[Records contained in a dataset]
-- Opening Marker --

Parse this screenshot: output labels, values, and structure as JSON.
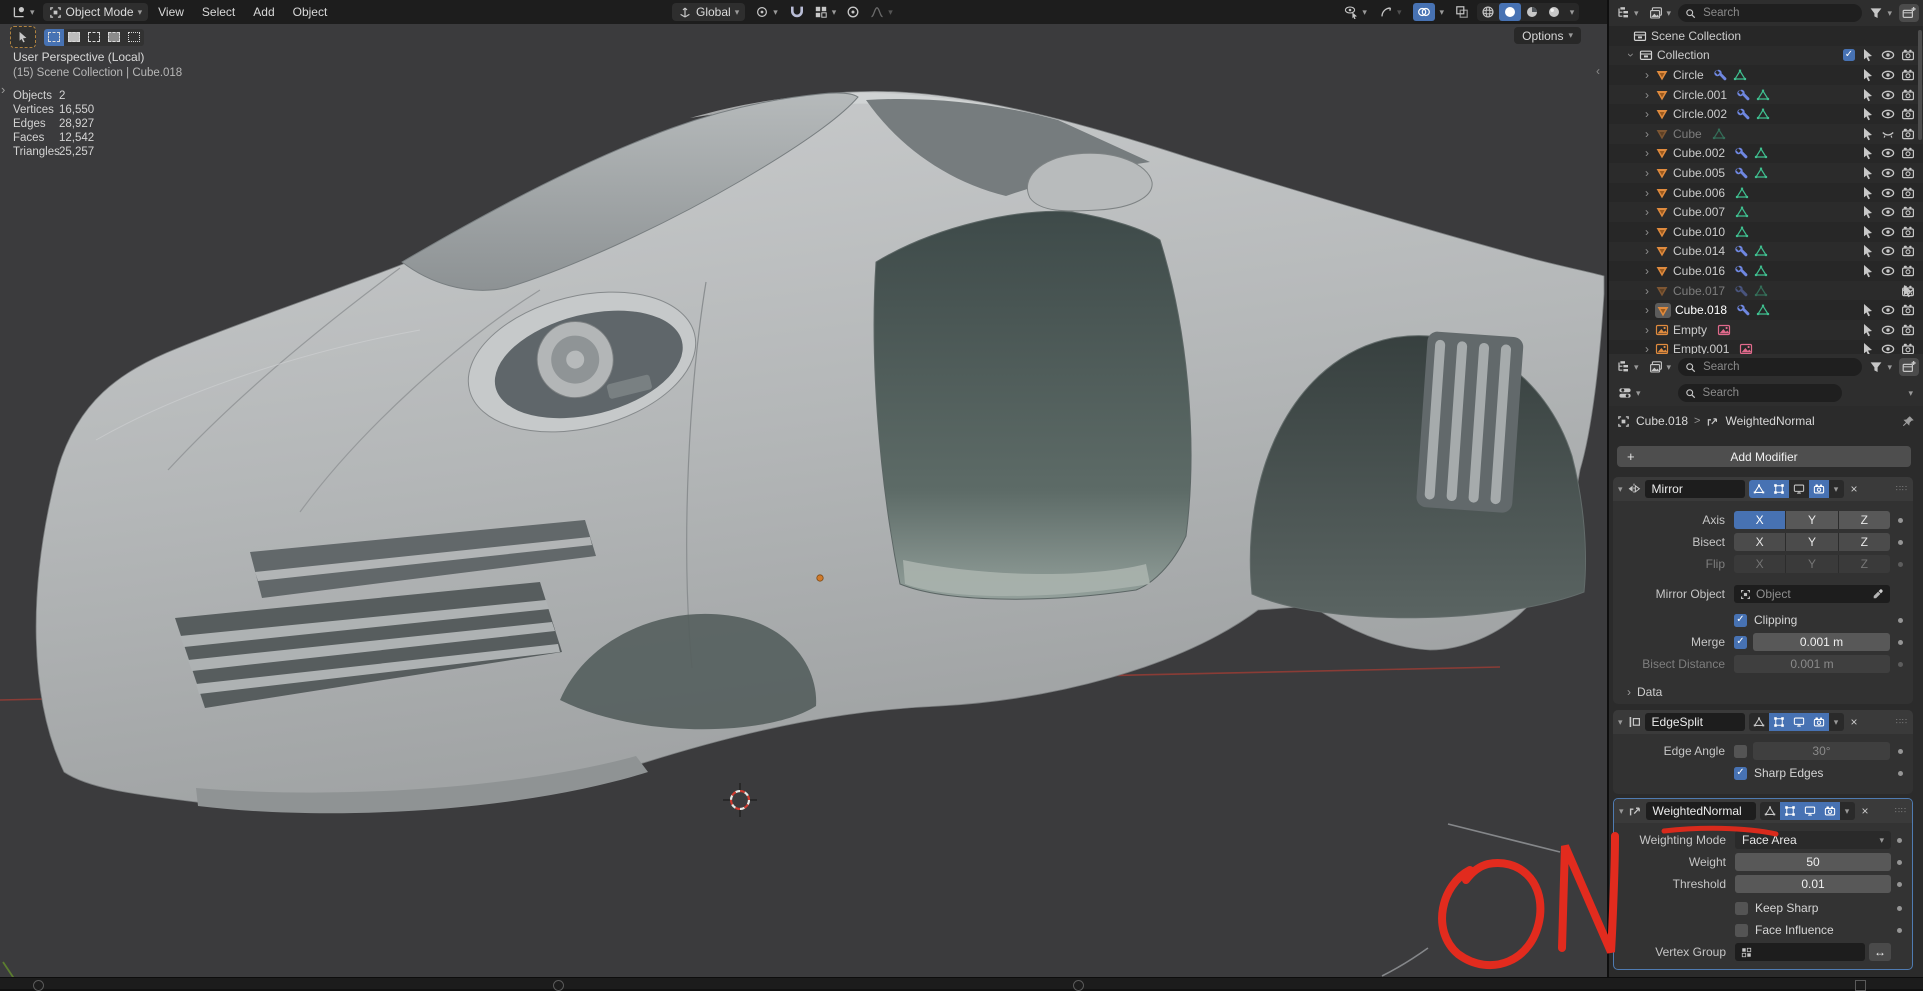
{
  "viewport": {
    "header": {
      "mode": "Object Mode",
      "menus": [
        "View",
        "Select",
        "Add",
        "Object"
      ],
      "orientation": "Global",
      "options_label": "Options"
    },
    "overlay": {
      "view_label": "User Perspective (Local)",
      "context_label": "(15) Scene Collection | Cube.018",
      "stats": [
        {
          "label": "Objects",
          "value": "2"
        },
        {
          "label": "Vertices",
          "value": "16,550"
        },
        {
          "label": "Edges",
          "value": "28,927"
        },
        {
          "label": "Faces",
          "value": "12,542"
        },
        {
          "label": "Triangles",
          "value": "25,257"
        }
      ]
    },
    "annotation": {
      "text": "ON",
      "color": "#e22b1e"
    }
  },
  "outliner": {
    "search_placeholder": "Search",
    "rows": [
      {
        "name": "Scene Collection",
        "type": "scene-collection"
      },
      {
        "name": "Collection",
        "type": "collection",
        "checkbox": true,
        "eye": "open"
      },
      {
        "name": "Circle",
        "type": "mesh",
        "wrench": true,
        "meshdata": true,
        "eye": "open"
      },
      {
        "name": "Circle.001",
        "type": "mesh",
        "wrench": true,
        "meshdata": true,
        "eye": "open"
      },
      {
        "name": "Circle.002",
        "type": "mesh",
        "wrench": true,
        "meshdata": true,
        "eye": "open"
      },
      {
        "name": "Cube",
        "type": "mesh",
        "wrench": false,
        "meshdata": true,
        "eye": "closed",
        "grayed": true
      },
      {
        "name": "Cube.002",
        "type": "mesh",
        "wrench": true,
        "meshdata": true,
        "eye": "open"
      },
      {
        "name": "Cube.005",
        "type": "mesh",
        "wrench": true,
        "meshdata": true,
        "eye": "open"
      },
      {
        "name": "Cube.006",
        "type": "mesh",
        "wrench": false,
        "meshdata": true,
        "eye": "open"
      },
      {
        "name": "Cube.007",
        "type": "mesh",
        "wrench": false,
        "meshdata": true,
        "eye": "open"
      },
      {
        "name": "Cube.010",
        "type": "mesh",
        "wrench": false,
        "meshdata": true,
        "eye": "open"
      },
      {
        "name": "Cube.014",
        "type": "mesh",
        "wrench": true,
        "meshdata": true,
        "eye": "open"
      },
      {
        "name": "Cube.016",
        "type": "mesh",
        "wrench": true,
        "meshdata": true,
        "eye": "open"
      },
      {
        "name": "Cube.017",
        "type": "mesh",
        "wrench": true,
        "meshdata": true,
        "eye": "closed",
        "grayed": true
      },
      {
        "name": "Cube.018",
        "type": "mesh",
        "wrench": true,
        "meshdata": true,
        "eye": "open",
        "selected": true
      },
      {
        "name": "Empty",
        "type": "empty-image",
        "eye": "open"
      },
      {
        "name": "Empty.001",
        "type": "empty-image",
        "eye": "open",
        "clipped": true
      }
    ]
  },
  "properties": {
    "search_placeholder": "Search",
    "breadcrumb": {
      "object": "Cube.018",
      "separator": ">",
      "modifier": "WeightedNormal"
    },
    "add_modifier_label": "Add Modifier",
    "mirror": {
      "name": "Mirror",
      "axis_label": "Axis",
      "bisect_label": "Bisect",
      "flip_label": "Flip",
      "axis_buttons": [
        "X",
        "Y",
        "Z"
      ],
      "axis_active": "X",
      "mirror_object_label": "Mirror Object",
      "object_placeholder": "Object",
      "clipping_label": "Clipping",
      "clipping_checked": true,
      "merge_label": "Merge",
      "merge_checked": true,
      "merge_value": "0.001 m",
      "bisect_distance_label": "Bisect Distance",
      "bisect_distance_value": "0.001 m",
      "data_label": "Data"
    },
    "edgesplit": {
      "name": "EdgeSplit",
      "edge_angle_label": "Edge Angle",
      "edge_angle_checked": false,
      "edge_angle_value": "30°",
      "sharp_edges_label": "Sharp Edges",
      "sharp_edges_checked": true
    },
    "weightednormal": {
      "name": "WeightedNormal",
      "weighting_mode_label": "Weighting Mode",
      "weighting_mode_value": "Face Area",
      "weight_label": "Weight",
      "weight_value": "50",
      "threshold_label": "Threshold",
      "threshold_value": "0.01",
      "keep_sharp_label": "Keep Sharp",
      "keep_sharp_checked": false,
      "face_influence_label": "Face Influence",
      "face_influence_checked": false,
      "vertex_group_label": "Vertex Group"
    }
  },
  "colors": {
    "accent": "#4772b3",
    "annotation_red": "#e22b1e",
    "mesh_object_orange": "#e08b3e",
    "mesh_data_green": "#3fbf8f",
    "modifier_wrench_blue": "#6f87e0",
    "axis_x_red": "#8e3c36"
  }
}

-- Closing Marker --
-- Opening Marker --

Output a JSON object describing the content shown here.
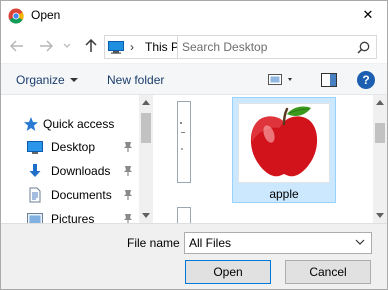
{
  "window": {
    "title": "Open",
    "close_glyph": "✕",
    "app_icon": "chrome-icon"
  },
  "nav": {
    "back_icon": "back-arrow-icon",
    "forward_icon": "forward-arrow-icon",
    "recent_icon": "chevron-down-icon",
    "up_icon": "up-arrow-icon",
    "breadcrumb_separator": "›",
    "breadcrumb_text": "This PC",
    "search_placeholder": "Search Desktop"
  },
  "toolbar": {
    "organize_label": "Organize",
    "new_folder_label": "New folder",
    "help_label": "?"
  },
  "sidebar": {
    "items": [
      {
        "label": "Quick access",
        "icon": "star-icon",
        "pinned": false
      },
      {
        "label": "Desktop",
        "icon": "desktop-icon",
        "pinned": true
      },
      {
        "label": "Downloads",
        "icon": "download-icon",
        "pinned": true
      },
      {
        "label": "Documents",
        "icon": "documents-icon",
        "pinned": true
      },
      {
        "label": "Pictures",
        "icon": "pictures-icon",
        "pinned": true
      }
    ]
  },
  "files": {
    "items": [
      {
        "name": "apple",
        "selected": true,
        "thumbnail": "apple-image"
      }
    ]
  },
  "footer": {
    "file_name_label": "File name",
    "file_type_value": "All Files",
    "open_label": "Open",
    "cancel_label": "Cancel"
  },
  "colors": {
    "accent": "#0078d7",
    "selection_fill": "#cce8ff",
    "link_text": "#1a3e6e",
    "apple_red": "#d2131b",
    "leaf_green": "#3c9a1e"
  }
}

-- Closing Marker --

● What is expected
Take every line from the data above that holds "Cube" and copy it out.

● Result for this task
      "context_label": "(15) Scene Collection | Cube.018",
        "name": "Cube",
        "name": "Cube.002",
        "name": "Cube.005",
        "name": "Cube.006",
        "name": "Cube.007",
        "name": "Cube.010",
        "name": "Cube.014",
        "name": "Cube.016",
        "name": "Cube.017",
        "name": "Cube.018",
      "object": "Cube.018",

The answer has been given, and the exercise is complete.